With his tattoos, cornrows, and thug entourage, Jaheim looks tough, but musically he’s all about vulnerability, conjuring the spirit of Teddy Pendergrass and Luther Vandross without shying away from his abiding love of hip-hop. On the hit “Put That Woman First,” an adaptation of the classic William Bell slow jam “I Forgot to Be Your Lover,” he uses the same kind of absurdly prosaic style R. Kelly has turned into an art form to lament all the distractions that have kept him from showing his lover the proper respect. “If it wasn’t for the Sunday all-star weekend game, girl,” he croons, “I could remember.” Jaheim doesn’t alter the formula on his latest, Ghetto Classics (Warner Brothers), but he’s not always the repentant one either. On the amazing “Daddy Thing” he uses his lover’s child to express his romantic devotion, then elucidates the humiliation he feels when the father, freed “from a bid upstate,” threatens to reclaim his role.

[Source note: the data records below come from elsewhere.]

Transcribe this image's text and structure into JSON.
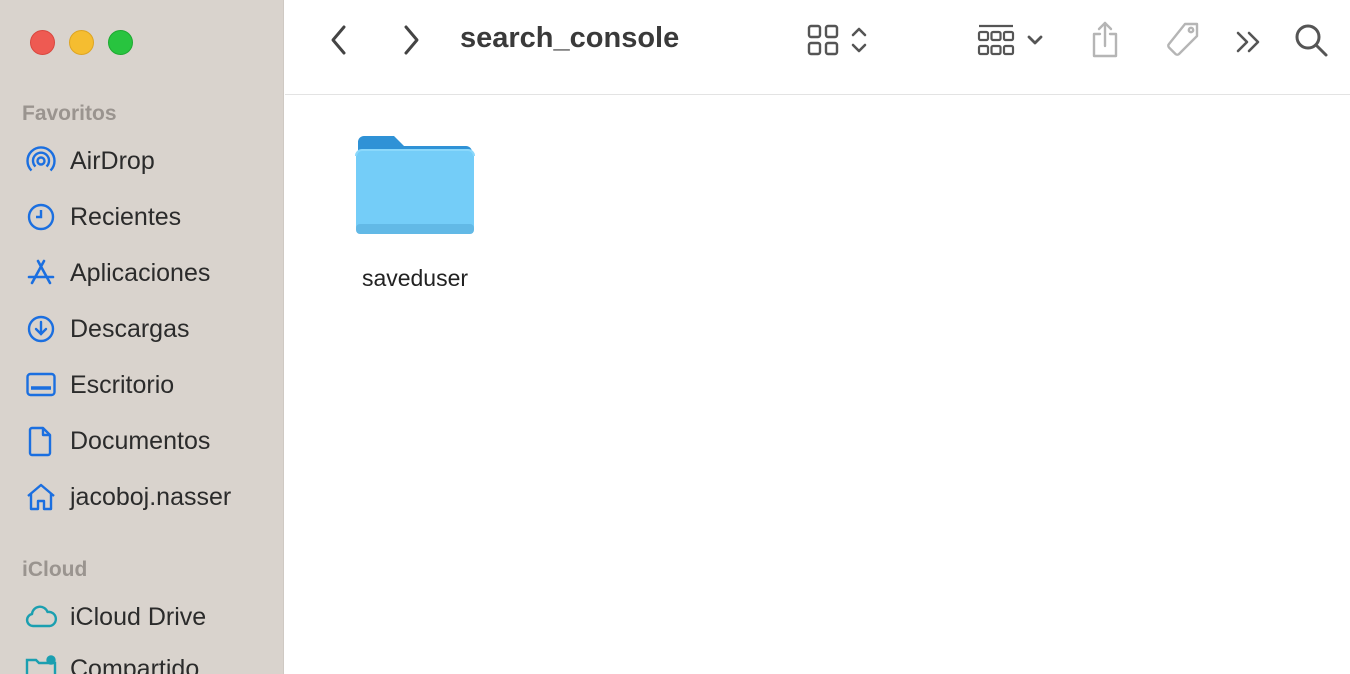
{
  "window": {
    "title": "search_console"
  },
  "toolbar": {
    "back_icon": "chevron-left-icon",
    "forward_icon": "chevron-right-icon",
    "view_icon": "grid-view-icon",
    "group_icon": "group-by-icon",
    "share_icon": "share-icon",
    "tag_icon": "tag-icon",
    "more_icon": "double-chevron-right-icon",
    "search_icon": "search-icon"
  },
  "sidebar": {
    "favorites_title": "Favoritos",
    "favorites": [
      {
        "label": "AirDrop",
        "icon": "airdrop-icon"
      },
      {
        "label": "Recientes",
        "icon": "clock-icon"
      },
      {
        "label": "Aplicaciones",
        "icon": "applications-icon"
      },
      {
        "label": "Descargas",
        "icon": "download-icon"
      },
      {
        "label": "Escritorio",
        "icon": "desktop-icon"
      },
      {
        "label": "Documentos",
        "icon": "document-icon"
      },
      {
        "label": "jacoboj.nasser",
        "icon": "home-icon"
      }
    ],
    "icloud_title": "iCloud",
    "icloud": [
      {
        "label": "iCloud Drive",
        "icon": "cloud-icon"
      },
      {
        "label": "Compartido",
        "icon": "shared-folder-icon"
      }
    ]
  },
  "content": {
    "items": [
      {
        "name": "saveduser",
        "kind": "folder"
      }
    ]
  },
  "colors": {
    "accent": "#1b6fe0",
    "sidebar_bg": "#d9d3cd",
    "folder_front": "#74cdf8",
    "folder_back": "#2f92d6"
  }
}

There’s nothing remotely vulnerable about rapper Juelz Santana, the breakout member of Cam’ron’s Diplomats crew. On his recent album, What the Game’s Been Missing (Def Jam), he sticks to casual tales of drug dealing and getting wrecked, even comparing himself to crack. But Juelz is in love with flow, so much so that he routinely doesn’t bother to change the word he rhymes from one line to the next. Sometimes the repetition works brilliantly, as on the recent single “Oh Yes,” ingeniously built on a looped sample from the Marvelettes’ classic “Please Mr. Postman”: “Like, cowabunga, dude / This forty cali-caliber cowabunga you / Bump you like how a bumper do (do) / I’m on the corner, pumping just like a pumper do.” Like many hip-hop albums Missing is stuffed with underdeveloped jams that make the record too long, but when Juelz is on, this is as pleasurable as hip-hop gets. T.I. headlines, and Paul Wall, Juelz, and Jaheim open. Fri 4/28, 7 PM, Jo River Center, 300 W. Sibley, Dolton, 708-201-1440 or 312-559-1212, $40.50. All ages.